─── EXTRACTED ENTRIES

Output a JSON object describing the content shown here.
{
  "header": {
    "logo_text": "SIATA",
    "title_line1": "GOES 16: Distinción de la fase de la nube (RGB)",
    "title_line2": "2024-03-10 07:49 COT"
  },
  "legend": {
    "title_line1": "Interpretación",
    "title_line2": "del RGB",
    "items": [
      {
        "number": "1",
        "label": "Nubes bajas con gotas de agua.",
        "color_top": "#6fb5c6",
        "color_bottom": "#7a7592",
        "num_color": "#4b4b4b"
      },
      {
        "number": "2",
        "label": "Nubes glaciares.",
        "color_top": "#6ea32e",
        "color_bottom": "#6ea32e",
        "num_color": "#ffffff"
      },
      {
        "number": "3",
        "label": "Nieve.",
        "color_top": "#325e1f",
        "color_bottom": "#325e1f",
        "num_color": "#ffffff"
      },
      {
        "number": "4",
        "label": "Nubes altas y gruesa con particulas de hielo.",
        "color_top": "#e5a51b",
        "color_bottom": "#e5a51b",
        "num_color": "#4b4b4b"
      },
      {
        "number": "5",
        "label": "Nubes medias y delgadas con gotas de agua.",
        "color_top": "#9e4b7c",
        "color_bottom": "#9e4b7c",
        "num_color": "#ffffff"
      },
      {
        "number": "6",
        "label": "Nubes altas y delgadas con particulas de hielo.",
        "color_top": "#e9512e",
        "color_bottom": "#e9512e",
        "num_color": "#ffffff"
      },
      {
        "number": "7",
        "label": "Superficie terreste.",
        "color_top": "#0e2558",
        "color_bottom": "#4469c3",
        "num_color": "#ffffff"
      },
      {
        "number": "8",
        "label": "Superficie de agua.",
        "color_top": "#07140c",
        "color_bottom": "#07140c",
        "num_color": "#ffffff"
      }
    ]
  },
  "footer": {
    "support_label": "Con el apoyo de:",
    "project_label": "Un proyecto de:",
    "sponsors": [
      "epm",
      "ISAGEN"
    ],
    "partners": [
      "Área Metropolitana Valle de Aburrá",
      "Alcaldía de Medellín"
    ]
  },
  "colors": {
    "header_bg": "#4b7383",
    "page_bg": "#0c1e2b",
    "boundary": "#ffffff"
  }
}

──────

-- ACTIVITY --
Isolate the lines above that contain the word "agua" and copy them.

-- OUTPUT FOR THIS TASK --
        "label": "Nubes bajas con gotas de agua.",
        "label": "Nubes medias y delgadas con gotas de agua.",
        "label": "Superficie de agua.",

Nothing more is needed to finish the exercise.